→ WORK INSTRUCTION: Within the listing, how many lines hold the word "sandi"? Give the number by itself.

→ EXTRACTED MATERIAL:
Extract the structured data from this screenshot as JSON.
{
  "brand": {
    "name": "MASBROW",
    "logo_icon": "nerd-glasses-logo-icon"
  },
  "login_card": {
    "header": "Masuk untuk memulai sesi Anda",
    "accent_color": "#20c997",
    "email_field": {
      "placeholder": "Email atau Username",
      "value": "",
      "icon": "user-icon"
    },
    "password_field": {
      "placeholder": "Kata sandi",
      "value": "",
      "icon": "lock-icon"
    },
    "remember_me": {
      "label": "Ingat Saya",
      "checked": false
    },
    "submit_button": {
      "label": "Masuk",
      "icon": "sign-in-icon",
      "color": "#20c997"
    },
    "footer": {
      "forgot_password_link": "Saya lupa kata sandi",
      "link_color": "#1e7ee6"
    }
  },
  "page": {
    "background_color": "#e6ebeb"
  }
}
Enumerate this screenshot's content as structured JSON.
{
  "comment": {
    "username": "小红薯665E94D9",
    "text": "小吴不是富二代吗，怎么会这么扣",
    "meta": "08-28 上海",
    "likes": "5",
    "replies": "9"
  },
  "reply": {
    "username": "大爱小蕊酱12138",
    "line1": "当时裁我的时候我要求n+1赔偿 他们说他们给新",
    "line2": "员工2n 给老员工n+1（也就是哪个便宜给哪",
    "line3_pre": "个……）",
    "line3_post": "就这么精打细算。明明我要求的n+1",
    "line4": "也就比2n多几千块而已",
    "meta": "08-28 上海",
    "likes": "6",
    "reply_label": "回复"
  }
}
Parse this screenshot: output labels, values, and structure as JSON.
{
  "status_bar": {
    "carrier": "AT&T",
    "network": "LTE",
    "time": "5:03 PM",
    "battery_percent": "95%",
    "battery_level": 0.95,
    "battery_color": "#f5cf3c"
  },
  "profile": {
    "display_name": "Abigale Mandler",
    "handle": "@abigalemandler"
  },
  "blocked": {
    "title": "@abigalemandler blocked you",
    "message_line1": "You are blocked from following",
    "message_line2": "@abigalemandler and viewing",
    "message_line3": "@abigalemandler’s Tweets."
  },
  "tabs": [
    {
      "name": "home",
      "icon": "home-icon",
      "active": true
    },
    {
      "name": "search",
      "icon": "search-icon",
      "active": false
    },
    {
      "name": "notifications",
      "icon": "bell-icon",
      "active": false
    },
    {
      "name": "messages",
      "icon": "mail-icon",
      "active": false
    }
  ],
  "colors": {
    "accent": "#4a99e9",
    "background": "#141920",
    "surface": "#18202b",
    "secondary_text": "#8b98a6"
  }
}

→ REPLY TO THE EXERCISE: 2